Tim Cook is standing by Apple’s decision to continue its search engine dealing with Google, despite the two companies’ seemingly conflicting ideas about privacy. In an interview with Axios on HBO (via The Verge), Cook was asked straight out why he is comfortable taking billions of dollars from Google for default search engine placement in light of Apple’s own strong stance on protecting user privacy. Cook responded by emphasizing that Apple builds security and privacy measures directly into its Safari browser, which allows them to be more comfortable about providing users with access to “the best” search engine without compromising privacy:
I think their search engine is the best. Look at what we’ve done with the controls we’ve built in. We have private web browsing. We have an intelligent tracker prevention. What we’ve tried to do is come up with ways to help our users through their course of the day. It’s not a perfect thing. I’d be the very first person to say that. But it goes a long way to helping.

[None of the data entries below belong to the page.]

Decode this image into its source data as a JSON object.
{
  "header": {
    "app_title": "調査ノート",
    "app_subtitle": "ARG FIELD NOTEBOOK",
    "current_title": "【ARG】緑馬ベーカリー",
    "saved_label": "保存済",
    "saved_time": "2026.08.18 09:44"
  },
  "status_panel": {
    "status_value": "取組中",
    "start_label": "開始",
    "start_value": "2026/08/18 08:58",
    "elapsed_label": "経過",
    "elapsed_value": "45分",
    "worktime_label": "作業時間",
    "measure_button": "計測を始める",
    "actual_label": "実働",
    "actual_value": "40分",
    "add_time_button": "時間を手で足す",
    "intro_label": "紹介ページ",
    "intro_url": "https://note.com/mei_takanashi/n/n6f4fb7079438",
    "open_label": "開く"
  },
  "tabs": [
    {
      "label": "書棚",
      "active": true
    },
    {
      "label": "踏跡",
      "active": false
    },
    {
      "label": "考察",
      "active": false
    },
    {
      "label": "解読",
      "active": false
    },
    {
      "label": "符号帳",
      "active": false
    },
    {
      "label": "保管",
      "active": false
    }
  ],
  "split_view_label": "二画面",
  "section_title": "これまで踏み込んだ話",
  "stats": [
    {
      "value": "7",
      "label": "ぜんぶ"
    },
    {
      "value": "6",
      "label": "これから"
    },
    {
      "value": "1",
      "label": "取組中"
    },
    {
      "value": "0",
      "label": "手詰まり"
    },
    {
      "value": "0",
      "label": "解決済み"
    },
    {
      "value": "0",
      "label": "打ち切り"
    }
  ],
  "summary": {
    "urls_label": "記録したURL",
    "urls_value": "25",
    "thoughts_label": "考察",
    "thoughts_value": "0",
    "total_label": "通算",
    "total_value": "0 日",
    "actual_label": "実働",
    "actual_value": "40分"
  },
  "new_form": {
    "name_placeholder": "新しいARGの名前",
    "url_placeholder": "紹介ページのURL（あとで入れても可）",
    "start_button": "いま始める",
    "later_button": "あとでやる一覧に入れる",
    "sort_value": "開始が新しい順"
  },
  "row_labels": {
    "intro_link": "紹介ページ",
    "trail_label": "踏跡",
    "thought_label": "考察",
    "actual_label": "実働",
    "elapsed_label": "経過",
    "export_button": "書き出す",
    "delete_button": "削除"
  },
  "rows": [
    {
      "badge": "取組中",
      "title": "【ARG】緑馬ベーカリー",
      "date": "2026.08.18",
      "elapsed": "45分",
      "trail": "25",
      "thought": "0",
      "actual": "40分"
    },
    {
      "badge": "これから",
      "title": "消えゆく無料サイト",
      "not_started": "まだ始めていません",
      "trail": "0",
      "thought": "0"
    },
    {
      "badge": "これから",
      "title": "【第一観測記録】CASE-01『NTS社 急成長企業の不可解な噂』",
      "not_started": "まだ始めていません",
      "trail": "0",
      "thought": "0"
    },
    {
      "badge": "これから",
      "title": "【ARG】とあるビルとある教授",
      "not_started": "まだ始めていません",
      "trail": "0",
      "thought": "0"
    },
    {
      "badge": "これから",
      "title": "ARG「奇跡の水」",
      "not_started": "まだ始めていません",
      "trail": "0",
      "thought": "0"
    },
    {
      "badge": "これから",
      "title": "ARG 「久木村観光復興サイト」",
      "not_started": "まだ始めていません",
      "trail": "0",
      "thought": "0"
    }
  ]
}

According to recent research by Goldman Sachs reported by Bloomberg, Apple may be taking in up to $9 billion this year from its deal with Google, and while other analysts place the number at a lower estimate of between $3 billion and $4 billion, there’s no doubt that it’s a significant portion of Apple’s reported $37 billion in services revenue.